my next post will probably be a whole buncha pictures again, unless you want more lowercase nonsensical ramblings. which i’d advise against.




Leather, dairy and meat

I’ve been thinking about dairy and leather a lot recently. Perhaps a recent viewing of Earthlings inspired these thoughts. Earthlings is a documentary narrated by the odd-but-still-dreamy Joaquin Phoenix and with a musical score by Moby. It’s about ‘making the connection’. I know that dairy and leather can be touchy subjects or confusing for some people, so if you’re interested in learning more, I’m going to share my thoughts and research with you.

Dairy and Leather are not innocent by-products of the meat industry.

If pictured ‘ideally’ a typical life of a cow raised for meat, dairy and leather would look like this:


A cow, much like the adorable one above, hangs out in a pasture all day.

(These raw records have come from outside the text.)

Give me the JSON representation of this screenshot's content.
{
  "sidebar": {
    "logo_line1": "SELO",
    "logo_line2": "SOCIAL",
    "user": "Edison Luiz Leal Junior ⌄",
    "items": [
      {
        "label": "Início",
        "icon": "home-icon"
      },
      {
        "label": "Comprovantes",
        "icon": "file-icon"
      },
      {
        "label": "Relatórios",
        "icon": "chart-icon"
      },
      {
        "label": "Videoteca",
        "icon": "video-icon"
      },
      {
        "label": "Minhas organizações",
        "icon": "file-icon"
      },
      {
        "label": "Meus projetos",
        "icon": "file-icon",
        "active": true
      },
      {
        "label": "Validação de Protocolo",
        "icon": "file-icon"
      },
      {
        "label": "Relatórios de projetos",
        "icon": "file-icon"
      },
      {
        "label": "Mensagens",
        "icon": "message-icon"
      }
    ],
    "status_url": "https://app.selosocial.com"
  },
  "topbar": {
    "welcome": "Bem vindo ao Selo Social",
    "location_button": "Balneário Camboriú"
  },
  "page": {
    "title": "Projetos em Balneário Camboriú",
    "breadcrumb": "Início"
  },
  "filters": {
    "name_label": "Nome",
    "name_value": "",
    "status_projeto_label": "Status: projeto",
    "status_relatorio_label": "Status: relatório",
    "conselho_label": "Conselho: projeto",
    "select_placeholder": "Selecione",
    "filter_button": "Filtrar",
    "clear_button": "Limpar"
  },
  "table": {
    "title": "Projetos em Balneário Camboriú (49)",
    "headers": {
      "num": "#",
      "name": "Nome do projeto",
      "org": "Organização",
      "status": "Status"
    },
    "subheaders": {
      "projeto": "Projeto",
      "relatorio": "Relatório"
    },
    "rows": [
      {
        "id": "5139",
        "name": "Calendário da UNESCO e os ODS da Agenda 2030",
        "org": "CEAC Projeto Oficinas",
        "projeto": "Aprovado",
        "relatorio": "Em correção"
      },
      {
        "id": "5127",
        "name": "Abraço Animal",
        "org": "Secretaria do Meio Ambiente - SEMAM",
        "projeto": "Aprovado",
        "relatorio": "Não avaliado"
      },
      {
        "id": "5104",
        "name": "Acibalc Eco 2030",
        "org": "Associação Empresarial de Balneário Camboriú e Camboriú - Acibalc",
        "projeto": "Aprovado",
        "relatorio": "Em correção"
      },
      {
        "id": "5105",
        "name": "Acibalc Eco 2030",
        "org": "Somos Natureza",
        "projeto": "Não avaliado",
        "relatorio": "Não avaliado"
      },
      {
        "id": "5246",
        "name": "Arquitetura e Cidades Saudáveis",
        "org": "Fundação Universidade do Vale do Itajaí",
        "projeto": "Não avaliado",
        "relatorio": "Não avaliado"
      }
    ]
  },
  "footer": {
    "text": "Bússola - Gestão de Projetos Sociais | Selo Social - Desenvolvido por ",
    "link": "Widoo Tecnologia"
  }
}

Eating grass, playing with her friends, maybe letting out an adorable “Mooooo” every so often. And when she gets preggo from an eager suitor, the farmer comes out every morning and kindly milks her.

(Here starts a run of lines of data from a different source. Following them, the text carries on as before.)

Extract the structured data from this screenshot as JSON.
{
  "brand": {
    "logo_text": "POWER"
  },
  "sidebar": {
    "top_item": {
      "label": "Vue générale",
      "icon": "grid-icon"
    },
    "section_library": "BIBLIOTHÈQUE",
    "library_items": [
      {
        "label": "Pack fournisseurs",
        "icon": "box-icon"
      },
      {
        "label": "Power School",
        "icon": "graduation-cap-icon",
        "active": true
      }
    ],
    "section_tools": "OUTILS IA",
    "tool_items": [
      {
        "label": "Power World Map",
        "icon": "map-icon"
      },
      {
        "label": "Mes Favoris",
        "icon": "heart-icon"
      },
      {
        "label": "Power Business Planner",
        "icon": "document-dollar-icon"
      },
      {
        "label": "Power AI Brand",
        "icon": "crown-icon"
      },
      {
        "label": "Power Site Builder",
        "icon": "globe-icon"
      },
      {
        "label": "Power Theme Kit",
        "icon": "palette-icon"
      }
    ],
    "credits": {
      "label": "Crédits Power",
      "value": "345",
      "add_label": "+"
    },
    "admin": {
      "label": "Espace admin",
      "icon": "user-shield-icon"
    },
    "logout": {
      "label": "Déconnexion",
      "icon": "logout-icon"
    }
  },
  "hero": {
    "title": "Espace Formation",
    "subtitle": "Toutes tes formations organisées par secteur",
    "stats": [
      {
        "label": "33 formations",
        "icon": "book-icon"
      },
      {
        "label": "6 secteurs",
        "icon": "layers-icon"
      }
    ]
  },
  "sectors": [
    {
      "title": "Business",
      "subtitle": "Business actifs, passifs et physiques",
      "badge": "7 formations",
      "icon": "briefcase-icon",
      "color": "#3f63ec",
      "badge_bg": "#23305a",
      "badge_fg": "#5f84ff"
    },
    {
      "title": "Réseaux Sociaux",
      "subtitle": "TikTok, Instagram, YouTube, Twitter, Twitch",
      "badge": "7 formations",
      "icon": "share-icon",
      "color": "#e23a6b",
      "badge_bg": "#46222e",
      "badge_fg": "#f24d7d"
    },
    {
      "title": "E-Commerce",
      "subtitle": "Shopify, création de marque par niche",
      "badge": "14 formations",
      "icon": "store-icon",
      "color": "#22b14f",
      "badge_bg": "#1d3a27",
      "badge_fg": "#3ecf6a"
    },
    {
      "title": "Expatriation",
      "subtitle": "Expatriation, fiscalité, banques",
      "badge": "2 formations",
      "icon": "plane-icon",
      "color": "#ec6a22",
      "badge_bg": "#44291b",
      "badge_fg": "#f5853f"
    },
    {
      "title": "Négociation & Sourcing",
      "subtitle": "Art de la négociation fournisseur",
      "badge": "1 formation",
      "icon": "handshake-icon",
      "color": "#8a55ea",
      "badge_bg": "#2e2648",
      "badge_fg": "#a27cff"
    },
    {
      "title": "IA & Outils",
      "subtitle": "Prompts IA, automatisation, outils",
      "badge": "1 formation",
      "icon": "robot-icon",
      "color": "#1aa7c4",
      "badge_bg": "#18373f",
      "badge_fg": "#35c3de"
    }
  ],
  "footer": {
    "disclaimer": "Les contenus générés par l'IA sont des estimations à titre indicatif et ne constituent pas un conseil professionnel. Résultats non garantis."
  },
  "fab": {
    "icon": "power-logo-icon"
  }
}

After her long and fun-filled life of romping, she meets her unfortunate demise. In order to create as little waste as possible, her insides are made into food, and her skin is treated with chemicals for people to wear.

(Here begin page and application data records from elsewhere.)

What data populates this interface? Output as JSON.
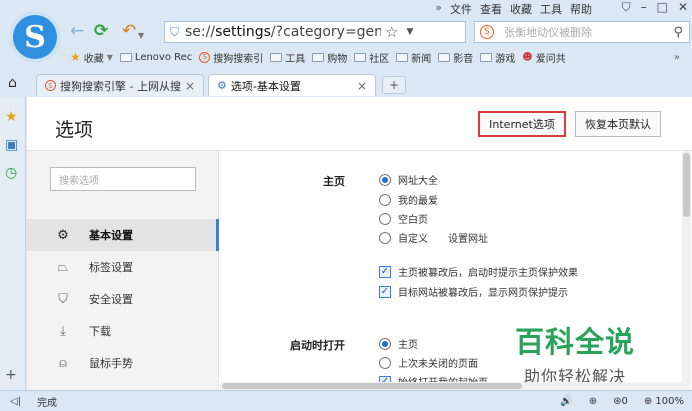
{
  "menu": {
    "chevron": "»",
    "items": [
      "文件",
      "查看",
      "收藏",
      "工具",
      "帮助"
    ],
    "window_controls": [
      "⛉",
      "–",
      "□",
      "✕"
    ]
  },
  "nav": {
    "url_prefix": "se://",
    "url_host": "settings",
    "url_rest": "/?category=gen",
    "search_placeholder": "张衡地动仪被删除"
  },
  "bookmarks": {
    "items": [
      {
        "label": "收藏",
        "icon": "star-icon"
      },
      {
        "label": "Lenovo Rec",
        "icon": "folder-icon"
      },
      {
        "label": "搜狗搜索引",
        "icon": "sogou-icon"
      },
      {
        "label": "工具",
        "icon": "folder-icon"
      },
      {
        "label": "购物",
        "icon": "folder-icon"
      },
      {
        "label": "社区",
        "icon": "folder-icon"
      },
      {
        "label": "新闻",
        "icon": "folder-icon"
      },
      {
        "label": "影音",
        "icon": "folder-icon"
      },
      {
        "label": "游戏",
        "icon": "folder-icon"
      },
      {
        "label": "爱问共",
        "icon": "user-icon"
      }
    ],
    "more": "»"
  },
  "tabs": [
    {
      "label": "搜狗搜索引擎 - 上网从搜",
      "active": false
    },
    {
      "label": "选项-基本设置",
      "active": true
    }
  ],
  "page": {
    "title": "选项",
    "internet_button": "Internet选项",
    "restore_button": "恢复本页默认",
    "search_placeholder": "搜索选项"
  },
  "left_nav": [
    {
      "label": "基本设置",
      "icon": "gear-icon",
      "active": true
    },
    {
      "label": "标签设置",
      "icon": "tab-icon",
      "active": false
    },
    {
      "label": "安全设置",
      "icon": "shield-icon",
      "active": false
    },
    {
      "label": "下载",
      "icon": "download-icon",
      "active": false
    },
    {
      "label": "鼠标手势",
      "icon": "mouse-icon",
      "active": false
    }
  ],
  "settings": {
    "homepage_label": "主页",
    "homepage_options": [
      "网址大全",
      "我的最爱",
      "空白页",
      "自定义"
    ],
    "homepage_selected": 0,
    "set_url_link": "设置网址",
    "homepage_checks": [
      {
        "label": "主页被篡改后，启动时提示主页保护效果",
        "checked": true
      },
      {
        "label": "目标网站被篡改后，显示网页保护提示",
        "checked": true
      }
    ],
    "startup_label": "启动时打开",
    "startup_options": [
      "主页",
      "上次未关闭的页面",
      "始终打开我的起始页"
    ],
    "startup_selected": 0
  },
  "watermark": {
    "title": "百科全说",
    "subtitle": "助你轻松解决"
  },
  "status": {
    "left_icon": "◁|",
    "text": "完成",
    "right_items": [
      "🔊",
      "⊕",
      "⊛0",
      "⊕ 100%"
    ]
  }
}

This situation is the best possible scenario for raising cows for food and wearing their skin. If this is how the industries actually worked, I would get why so many people choose to eat cheese or buy designer leather shoes.

I probably don’t need to tell you though: this is definitely not how the industry works. What comes to mind when I think of the dairy, leather and meat industries: rampant waste. Oh my goodness, it so wasteful. (I’m not even going to talk about the insane waste of water and land in raising cattle for food and clothes; that is certainly well-documented elsewhere.)

Leather and Dairy

Basically, the cows that are raised for dairy and leather do not look like the precious little cow above. They look emaciated and unhealthy and are covered in sores. I tried googling a picture to show you guys, but unsurprisingly, that kind of cow picture isn’t plastered all over the internet.

These Cows (much of the leather industry comes from India, China, and Turkey) are so sickly that they cannot be used for edible meat once they are slaughtered. (Often times, the meat gets mashed up with loads of other dead cows and used for meals in schools or in fast food restaurants). As terrible and well-documented as animals raised for food or clothes are treated in the United States, there is little to no oversight in other countries.

Sadly, the same hold true for dairy cows. Dairy cows spend their life crammed into tiny spaces, repeatedly artificially impregnated and oftentimes injected with Bovine Growth Hormone (BGH). By the time their life is over (generally before they’re seven years old), their bodies are spent and their meat isn’t good for anything either, other than mashed together with the leather industry leftovers.


And do you want to know something really gross? Probably not, but this skeeved me out when I watched Earthlings: Once it’s no longer living, skin naturally decomposes and starts stinking after awhile, right? Can you even imagine how many chemicals are used to treat leather, to make sure it doesn’t stink and decompose? And the people who work in tanneries (and sorry, but the videos I saw showed women, kids, and old men) have to wear custom-made clothes and gloves and cover their mouths just to turn dead rotting skin into something to wear. Gross, and not at all worth it.


If the meat of leather and dairy cows isn’t actually super edible, then… what does that mean? It means that leather and dairy are not just byproducts of small farms or factory farms. Dead cow skin is sold to tanneries in order to offset the high cost of raising animals for food. Buying leather directly keeps factory farms in business. And dairy is no better. Dairy cows are bred to be impregnated, their sons are made into veal, and once their premature life ends, their meat isn’t even edible.

What can I do?

1. Educate yourself:

A note: When I googled sites to give you for these links, the first several that pop up are animal rights sites like PETA, The Farm Sanctuary, and the Vegan Society. I encourage you to do your own research and find information from all different sources.

2. Choose not to buy leather:

3. Choose not to eat dairy: